## Work instruction:
Return all of the records exactly.
____________
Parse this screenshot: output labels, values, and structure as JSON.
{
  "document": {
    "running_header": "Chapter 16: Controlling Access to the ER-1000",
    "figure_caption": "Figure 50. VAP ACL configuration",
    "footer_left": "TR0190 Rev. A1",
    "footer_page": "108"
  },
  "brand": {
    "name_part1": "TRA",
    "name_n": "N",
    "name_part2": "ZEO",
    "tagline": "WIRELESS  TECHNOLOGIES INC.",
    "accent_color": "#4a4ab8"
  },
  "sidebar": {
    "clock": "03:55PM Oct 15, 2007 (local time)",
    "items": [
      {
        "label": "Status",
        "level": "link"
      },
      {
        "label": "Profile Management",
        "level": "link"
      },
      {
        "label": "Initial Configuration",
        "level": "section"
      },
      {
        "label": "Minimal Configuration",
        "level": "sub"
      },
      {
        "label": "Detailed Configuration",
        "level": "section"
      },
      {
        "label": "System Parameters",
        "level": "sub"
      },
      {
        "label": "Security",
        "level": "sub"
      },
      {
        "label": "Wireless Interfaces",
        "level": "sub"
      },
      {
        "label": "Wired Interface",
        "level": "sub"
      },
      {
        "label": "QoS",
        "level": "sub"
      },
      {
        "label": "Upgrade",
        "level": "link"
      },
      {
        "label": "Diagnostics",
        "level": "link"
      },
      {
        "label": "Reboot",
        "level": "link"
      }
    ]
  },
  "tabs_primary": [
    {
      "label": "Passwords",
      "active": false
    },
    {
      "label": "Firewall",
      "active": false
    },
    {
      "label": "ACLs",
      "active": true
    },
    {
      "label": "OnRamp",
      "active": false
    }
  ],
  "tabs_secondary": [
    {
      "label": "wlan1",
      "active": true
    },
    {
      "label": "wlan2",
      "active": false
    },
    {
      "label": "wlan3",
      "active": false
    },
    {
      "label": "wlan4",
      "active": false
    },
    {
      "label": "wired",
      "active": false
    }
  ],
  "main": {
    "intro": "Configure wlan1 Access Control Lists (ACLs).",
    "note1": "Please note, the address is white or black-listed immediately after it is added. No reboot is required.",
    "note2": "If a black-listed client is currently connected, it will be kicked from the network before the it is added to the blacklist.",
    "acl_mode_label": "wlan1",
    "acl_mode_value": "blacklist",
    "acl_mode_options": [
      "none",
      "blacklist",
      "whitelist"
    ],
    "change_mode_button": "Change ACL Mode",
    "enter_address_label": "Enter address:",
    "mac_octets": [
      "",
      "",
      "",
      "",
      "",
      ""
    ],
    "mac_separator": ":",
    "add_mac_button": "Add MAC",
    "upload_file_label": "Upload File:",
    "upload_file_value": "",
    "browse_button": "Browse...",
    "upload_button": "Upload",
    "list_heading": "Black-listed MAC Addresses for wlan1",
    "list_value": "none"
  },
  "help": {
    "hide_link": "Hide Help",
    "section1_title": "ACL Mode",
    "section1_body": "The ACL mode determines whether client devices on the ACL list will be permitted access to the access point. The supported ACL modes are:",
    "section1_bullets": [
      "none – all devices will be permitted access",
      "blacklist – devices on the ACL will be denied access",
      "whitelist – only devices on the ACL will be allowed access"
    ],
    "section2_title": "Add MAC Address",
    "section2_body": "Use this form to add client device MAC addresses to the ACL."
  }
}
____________
## Solution to the exercise:
Parse this screenshot: output labels, values, and structure as JSON.
{
  "document": {
    "running_header": "Chapter 16: Controlling Access to the ER-1000",
    "figure_caption": "Figure 50. VAP ACL configuration",
    "footer_left": "TR0190 Rev. A1",
    "footer_page": "108"
  },
  "brand": {
    "name_part1": "TRA",
    "name_n": "N",
    "name_part2": "ZEO",
    "tagline": "WIRELESS  TECHNOLOGIES INC.",
    "accent_color": "#4a4ab8"
  },
  "sidebar": {
    "clock": "03:55PM Oct 15, 2007 (local time)",
    "items": [
      {
        "label": "Status",
        "level": "link"
      },
      {
        "label": "Profile Management",
        "level": "link"
      },
      {
        "label": "Initial Configuration",
        "level": "section"
      },
      {
        "label": "Minimal Configuration",
        "level": "sub"
      },
      {
        "label": "Detailed Configuration",
        "level": "section"
      },
      {
        "label": "System Parameters",
        "level": "sub"
      },
      {
        "label": "Security",
        "level": "sub"
      },
      {
        "label": "Wireless Interfaces",
        "level": "sub"
      },
      {
        "label": "Wired Interface",
        "level": "sub"
      },
      {
        "label": "QoS",
        "level": "sub"
      },
      {
        "label": "Upgrade",
        "level": "link"
      },
      {
        "label": "Diagnostics",
        "level": "link"
      },
      {
        "label": "Reboot",
        "level": "link"
      }
    ]
  },
  "tabs_primary": [
    {
      "label": "Passwords",
      "active": false
    },
    {
      "label": "Firewall",
      "active": false
    },
    {
      "label": "ACLs",
      "active": true
    },
    {
      "label": "OnRamp",
      "active": false
    }
  ],
  "tabs_secondary": [
    {
      "label": "wlan1",
      "active": true
    },
    {
      "label": "wlan2",
      "active": false
    },
    {
      "label": "wlan3",
      "active": false
    },
    {
      "label": "wlan4",
      "active": false
    },
    {
      "label": "wired",
      "active": false
    }
  ],
  "main": {
    "intro": "Configure wlan1 Access Control Lists (ACLs).",
    "note1": "Please note, the address is white or black-listed immediately after it is added. No reboot is required.",
    "note2": "If a black-listed client is currently connected, it will be kicked from the network before the it is added to the blacklist.",
    "acl_mode_label": "wlan1",
    "acl_mode_value": "blacklist",
    "acl_mode_options": [
      "none",
      "blacklist",
      "whitelist"
    ],
    "change_mode_button": "Change ACL Mode",
    "enter_address_label": "Enter address:",
    "mac_octets": [
      "",
      "",
      "",
      "",
      "",
      ""
    ],
    "mac_separator": ":",
    "add_mac_button": "Add MAC",
    "upload_file_label": "Upload File:",
    "upload_file_value": "",
    "browse_button": "Browse...",
    "upload_button": "Upload",
    "list_heading": "Black-listed MAC Addresses for wlan1",
    "list_value": "none"
  },
  "help": {
    "hide_link": "Hide Help",
    "section1_title": "ACL Mode",
    "section1_body": "The ACL mode determines whether client devices on the ACL list will be permitted access to the access point. The supported ACL modes are:",
    "section1_bullets": [
      "none – all devices will be permitted access",
      "blacklist – devices on the ACL will be denied access",
      "whitelist – only devices on the ACL will be allowed access"
    ],
    "section2_title": "Add MAC Address",
    "section2_body": "Use this form to add client device MAC addresses to the ACL."
  }
}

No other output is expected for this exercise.